• [What you should do] Report how many lines of the following entries include the string "heading"; respond with the number alone.

┌─ Given records

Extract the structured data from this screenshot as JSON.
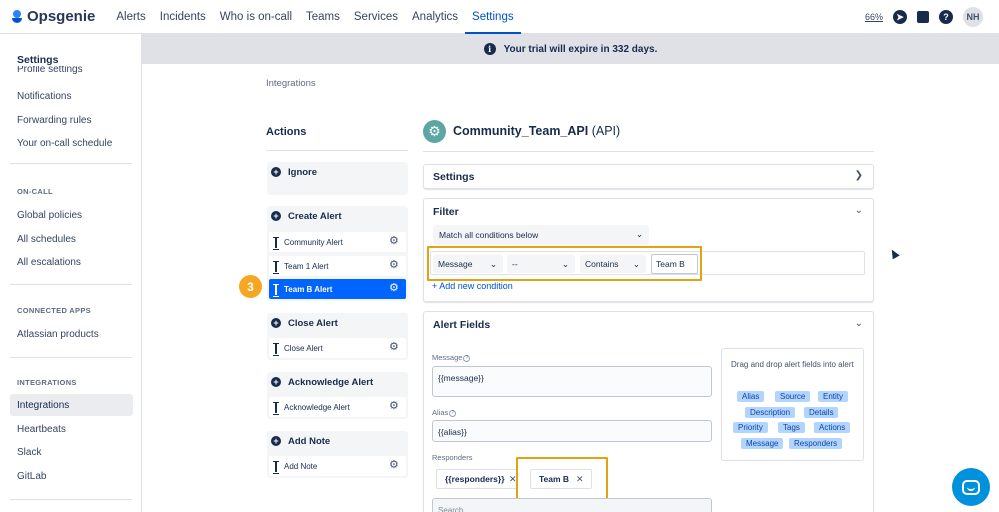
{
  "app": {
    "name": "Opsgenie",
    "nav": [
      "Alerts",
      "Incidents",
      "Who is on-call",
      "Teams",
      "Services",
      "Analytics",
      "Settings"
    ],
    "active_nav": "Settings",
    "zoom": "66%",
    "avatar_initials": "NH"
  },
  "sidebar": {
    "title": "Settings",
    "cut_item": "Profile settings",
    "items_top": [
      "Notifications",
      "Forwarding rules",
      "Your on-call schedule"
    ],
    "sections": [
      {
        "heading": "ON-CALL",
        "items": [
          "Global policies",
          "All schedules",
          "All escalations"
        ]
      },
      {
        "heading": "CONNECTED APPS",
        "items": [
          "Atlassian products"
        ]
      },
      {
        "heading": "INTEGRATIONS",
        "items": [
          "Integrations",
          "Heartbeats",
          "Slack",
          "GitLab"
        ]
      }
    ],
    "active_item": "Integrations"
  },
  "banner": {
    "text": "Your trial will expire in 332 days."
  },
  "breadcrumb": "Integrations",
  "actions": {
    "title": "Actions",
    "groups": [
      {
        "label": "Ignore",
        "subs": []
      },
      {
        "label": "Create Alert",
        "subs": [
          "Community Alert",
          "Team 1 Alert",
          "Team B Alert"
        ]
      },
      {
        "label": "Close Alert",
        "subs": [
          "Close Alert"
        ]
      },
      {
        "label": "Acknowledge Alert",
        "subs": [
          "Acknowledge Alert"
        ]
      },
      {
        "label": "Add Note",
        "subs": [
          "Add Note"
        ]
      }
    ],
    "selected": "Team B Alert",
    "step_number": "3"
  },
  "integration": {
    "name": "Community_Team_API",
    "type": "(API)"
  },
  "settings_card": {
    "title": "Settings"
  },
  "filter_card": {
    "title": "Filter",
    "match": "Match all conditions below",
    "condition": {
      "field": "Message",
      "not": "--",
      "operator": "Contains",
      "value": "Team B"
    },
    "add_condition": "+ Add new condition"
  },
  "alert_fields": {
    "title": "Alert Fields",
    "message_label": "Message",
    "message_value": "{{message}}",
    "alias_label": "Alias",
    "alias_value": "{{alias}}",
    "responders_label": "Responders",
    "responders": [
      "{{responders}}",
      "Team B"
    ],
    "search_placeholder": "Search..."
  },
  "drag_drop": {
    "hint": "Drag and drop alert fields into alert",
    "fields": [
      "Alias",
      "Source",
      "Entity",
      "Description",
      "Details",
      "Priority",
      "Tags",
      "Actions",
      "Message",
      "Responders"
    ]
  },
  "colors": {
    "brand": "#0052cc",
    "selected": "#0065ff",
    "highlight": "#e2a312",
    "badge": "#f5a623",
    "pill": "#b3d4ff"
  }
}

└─
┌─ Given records

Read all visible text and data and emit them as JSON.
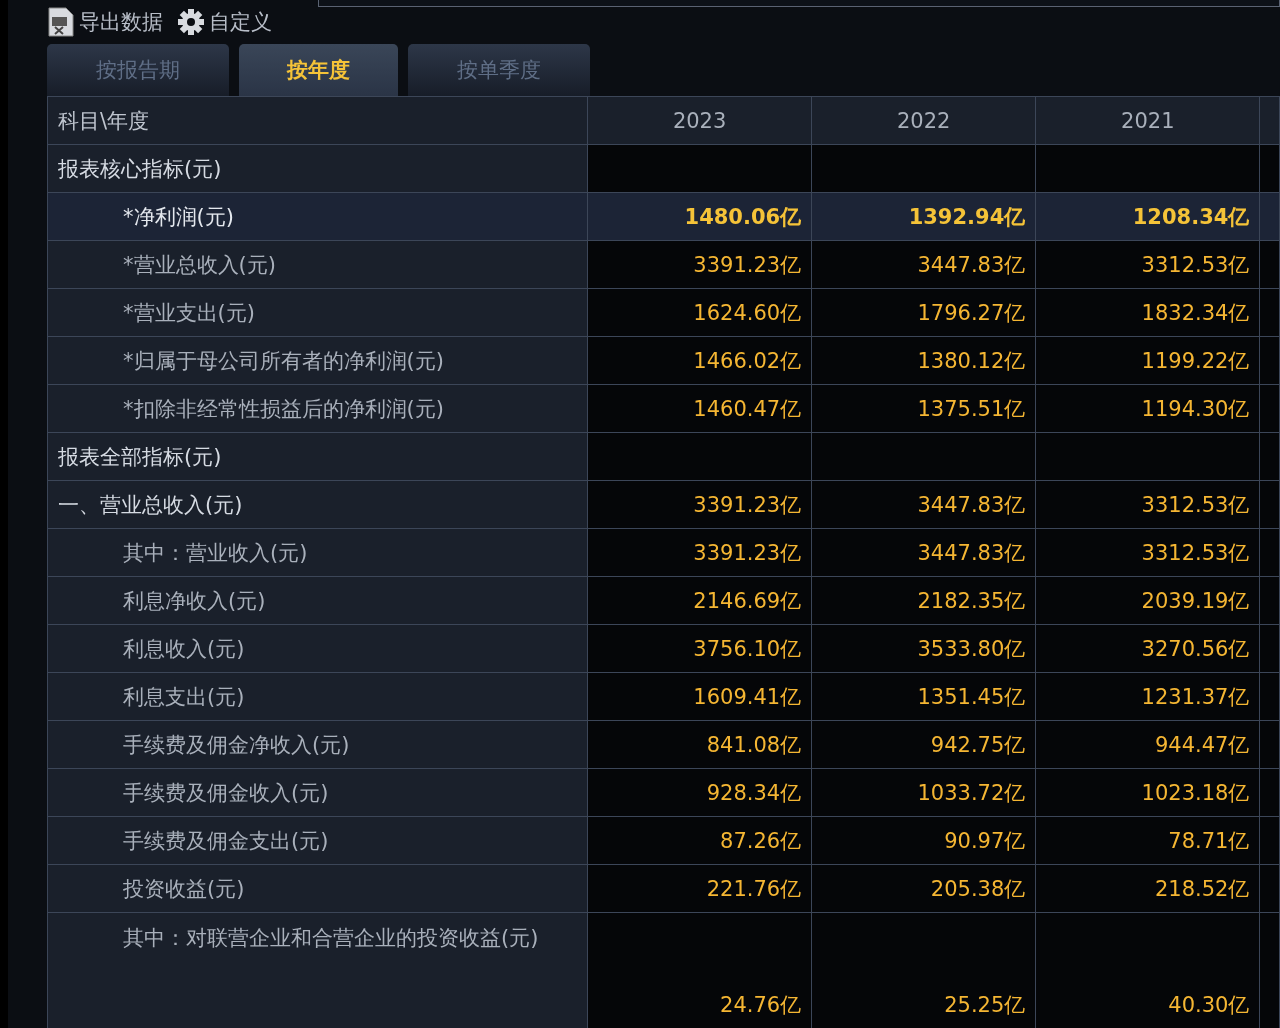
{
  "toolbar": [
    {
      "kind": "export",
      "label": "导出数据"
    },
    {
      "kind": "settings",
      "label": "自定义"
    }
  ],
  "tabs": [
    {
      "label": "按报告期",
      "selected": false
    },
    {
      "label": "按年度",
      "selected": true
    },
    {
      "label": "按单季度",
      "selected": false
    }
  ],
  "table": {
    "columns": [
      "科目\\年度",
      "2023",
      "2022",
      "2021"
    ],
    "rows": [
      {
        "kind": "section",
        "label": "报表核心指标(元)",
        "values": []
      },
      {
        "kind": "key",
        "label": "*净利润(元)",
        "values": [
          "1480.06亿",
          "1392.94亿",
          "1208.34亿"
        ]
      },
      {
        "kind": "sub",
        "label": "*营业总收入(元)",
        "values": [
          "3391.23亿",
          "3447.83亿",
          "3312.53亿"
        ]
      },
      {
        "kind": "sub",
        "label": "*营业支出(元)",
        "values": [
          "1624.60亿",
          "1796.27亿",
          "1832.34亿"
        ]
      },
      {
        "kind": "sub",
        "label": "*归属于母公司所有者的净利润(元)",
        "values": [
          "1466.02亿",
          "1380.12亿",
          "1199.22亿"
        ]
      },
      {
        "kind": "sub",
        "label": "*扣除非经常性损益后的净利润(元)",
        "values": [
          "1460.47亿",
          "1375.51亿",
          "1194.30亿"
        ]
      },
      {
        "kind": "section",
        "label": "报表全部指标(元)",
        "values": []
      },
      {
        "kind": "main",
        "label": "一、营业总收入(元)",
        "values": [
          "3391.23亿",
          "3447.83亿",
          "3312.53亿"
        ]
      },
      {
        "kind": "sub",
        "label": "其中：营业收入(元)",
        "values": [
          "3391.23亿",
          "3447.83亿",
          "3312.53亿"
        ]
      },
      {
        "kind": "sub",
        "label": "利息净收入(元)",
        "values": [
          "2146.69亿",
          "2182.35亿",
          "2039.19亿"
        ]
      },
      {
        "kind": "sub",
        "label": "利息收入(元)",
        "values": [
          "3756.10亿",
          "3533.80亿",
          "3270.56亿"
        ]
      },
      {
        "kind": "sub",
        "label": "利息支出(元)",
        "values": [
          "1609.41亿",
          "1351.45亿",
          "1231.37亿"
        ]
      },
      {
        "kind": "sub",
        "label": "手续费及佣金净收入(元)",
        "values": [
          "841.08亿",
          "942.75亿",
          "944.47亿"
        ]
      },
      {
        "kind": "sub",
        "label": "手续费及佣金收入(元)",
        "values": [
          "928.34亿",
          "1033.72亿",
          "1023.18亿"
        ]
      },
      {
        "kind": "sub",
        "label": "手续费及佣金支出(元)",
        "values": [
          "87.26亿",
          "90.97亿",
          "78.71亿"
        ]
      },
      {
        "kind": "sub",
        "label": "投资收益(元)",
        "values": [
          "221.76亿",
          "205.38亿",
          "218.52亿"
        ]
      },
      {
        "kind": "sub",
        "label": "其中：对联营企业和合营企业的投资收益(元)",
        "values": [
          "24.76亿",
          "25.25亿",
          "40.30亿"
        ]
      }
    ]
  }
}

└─
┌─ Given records

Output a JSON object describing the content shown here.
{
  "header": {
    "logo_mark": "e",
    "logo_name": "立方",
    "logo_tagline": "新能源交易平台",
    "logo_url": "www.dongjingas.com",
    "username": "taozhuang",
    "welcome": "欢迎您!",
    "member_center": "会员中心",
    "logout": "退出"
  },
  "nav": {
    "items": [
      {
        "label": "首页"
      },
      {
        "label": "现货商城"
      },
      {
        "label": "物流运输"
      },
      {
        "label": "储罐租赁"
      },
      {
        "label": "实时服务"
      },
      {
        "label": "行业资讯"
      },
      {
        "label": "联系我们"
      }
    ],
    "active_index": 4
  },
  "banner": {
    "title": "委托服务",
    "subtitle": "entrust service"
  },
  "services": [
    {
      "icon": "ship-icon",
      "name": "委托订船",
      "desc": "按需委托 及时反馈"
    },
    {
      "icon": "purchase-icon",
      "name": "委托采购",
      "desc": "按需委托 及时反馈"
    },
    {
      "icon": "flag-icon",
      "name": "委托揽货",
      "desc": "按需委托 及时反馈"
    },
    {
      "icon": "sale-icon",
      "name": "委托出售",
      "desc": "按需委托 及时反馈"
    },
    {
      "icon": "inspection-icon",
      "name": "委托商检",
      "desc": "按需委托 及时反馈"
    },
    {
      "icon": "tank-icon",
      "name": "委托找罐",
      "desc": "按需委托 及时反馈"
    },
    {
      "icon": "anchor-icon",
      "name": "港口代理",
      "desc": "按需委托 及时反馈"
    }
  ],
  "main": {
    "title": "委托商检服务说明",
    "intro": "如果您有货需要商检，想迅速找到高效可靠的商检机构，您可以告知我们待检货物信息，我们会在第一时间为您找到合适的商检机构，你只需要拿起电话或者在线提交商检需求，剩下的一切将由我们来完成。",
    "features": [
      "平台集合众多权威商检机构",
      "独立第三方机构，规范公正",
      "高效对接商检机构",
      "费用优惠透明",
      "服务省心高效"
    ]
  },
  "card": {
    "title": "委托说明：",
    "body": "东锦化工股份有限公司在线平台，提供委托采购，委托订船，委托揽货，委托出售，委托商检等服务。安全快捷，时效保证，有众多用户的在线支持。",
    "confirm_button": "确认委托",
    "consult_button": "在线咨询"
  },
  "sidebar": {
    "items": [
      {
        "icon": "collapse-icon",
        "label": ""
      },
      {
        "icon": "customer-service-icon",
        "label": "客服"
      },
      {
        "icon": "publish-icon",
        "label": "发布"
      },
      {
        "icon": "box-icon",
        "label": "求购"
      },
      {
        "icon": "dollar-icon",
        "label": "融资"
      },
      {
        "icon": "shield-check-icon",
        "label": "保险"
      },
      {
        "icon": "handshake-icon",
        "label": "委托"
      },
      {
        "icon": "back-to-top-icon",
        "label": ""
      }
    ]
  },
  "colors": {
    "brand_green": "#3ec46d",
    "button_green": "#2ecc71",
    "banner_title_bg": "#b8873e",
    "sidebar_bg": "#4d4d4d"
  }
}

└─

• [Exercise answer] 3